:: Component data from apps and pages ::
============================================================

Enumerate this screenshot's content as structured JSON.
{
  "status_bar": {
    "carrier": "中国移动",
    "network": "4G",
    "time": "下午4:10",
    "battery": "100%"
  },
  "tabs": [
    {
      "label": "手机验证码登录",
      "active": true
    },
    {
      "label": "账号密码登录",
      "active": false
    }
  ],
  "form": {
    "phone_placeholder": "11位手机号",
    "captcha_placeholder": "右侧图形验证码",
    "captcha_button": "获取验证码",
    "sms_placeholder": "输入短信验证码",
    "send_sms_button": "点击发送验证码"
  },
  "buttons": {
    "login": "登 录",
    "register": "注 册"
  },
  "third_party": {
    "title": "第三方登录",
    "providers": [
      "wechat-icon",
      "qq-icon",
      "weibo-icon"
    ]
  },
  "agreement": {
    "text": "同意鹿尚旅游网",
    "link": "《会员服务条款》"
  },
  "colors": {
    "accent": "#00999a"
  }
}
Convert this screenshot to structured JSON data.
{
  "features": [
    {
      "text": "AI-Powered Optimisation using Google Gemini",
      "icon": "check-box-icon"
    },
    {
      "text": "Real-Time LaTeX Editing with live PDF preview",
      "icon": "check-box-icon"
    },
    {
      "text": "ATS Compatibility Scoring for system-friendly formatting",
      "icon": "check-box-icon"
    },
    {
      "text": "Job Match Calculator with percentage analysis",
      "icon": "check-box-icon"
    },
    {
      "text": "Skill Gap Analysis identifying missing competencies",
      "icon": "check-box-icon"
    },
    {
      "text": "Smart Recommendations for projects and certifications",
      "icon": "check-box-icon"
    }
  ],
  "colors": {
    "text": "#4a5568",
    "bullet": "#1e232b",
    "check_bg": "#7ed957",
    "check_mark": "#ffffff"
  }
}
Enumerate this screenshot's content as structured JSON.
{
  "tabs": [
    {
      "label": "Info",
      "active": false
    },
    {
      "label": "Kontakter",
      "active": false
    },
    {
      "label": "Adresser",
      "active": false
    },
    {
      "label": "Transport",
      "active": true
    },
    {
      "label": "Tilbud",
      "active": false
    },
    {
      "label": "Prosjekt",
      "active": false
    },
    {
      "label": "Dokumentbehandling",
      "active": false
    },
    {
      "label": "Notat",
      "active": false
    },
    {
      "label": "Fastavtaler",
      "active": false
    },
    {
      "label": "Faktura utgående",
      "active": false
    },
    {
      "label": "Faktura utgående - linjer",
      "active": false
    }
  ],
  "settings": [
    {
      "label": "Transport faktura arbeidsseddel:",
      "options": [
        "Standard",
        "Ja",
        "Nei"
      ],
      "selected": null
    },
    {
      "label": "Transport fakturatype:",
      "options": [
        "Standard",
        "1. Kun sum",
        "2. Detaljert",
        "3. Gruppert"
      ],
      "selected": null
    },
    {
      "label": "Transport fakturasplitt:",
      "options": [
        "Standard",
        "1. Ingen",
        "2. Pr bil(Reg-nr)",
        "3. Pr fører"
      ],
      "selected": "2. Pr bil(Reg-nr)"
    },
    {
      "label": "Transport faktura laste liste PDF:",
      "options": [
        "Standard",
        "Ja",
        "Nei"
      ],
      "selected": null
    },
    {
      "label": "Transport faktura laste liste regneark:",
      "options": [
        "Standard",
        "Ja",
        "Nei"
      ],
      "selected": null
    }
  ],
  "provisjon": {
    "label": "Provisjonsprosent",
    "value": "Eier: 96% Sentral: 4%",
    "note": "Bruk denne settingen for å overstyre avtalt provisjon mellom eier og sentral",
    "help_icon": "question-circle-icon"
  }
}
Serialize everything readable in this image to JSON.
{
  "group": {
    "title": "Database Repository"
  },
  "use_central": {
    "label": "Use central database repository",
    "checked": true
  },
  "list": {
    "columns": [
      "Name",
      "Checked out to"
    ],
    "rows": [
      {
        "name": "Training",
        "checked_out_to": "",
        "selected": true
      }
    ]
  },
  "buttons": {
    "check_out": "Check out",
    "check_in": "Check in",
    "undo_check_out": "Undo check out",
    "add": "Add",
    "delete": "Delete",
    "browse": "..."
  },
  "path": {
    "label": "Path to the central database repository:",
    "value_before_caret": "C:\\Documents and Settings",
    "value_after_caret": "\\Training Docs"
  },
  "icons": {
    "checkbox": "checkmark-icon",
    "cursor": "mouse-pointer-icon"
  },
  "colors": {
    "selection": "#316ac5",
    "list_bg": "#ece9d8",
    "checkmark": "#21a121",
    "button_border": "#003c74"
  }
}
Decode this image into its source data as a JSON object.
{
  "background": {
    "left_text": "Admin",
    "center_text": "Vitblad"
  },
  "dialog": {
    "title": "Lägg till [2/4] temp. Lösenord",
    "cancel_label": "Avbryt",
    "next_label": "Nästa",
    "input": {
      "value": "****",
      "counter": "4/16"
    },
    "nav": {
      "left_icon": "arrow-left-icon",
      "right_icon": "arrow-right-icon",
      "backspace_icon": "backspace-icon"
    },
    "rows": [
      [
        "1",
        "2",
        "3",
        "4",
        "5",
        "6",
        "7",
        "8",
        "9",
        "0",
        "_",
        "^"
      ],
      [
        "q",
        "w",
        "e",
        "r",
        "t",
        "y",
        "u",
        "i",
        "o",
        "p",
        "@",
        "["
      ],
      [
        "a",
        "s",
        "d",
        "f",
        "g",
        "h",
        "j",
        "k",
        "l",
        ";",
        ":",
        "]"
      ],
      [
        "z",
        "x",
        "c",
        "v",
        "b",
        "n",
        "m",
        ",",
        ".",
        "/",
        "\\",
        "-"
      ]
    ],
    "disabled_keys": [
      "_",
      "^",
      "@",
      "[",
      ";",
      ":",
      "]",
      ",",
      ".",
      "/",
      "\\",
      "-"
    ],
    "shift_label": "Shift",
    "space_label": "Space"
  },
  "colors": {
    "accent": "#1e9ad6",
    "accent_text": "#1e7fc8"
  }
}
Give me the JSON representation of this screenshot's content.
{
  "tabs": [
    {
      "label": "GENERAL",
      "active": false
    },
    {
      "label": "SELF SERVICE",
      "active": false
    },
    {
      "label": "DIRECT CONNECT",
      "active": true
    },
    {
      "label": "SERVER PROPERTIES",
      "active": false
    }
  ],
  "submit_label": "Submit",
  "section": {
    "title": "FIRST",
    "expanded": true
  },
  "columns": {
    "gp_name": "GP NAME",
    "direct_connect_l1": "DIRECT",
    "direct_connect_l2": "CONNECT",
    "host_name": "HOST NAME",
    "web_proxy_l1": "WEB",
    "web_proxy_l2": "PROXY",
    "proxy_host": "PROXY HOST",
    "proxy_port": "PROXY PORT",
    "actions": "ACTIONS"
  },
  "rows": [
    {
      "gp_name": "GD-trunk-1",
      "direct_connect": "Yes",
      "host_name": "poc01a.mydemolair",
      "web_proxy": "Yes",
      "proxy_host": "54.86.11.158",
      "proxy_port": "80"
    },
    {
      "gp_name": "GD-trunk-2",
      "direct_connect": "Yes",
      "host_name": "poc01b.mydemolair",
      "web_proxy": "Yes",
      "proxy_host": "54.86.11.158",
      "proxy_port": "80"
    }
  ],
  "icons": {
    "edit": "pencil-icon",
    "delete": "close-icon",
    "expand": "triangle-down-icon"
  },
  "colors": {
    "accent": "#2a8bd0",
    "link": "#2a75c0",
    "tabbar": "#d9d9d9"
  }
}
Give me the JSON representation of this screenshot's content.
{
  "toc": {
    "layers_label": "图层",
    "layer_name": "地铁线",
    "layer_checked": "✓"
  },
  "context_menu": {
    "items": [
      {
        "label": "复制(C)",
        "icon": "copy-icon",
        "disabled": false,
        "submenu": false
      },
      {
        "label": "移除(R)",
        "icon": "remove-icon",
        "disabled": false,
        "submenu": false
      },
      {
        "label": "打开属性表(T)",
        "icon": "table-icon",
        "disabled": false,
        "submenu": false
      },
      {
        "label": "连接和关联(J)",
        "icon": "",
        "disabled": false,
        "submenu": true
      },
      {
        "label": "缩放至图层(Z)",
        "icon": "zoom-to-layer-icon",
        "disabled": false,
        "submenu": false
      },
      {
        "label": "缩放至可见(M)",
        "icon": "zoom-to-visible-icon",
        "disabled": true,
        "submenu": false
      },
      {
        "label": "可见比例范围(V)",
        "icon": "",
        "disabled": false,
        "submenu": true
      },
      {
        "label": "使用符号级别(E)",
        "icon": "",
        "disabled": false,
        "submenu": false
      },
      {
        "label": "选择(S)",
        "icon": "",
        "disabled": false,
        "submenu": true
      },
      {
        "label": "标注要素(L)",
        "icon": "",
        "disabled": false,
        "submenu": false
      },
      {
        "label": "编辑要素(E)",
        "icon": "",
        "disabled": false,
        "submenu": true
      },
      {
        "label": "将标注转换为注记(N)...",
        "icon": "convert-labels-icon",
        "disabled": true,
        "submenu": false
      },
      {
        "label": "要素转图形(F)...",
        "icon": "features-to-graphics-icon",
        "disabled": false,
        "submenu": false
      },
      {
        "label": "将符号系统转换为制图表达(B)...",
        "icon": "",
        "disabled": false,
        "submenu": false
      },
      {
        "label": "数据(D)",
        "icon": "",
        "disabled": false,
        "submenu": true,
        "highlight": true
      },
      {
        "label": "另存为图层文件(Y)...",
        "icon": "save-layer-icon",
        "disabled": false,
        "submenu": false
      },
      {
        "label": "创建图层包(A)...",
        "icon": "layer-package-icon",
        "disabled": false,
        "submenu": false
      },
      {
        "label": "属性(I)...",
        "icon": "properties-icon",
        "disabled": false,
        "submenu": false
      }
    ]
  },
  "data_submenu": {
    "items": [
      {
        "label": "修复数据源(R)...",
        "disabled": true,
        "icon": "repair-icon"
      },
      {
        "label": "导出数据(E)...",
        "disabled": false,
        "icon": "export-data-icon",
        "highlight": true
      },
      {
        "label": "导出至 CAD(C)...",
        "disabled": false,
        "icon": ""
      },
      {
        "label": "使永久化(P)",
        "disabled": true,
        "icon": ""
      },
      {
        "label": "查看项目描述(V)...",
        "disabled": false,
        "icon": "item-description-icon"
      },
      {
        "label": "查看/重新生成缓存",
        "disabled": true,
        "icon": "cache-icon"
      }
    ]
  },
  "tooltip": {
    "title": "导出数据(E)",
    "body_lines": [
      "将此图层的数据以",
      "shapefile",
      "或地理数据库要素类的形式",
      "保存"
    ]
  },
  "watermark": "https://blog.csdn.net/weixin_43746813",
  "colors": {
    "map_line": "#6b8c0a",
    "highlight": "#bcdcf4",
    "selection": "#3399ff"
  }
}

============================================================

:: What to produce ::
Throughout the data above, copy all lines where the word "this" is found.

:: Task response ::
Enumerate this screenshot's content as structured JSON.
Convert this screenshot to structured JSON data.
Enumerate this screenshot's content as structured JSON.
Serialize everything readable in this image to JSON.
Decode this image into its source data as a JSON object.
Give me the JSON representation of this screenshot's content.
Give me the JSON representation of this screenshot's content.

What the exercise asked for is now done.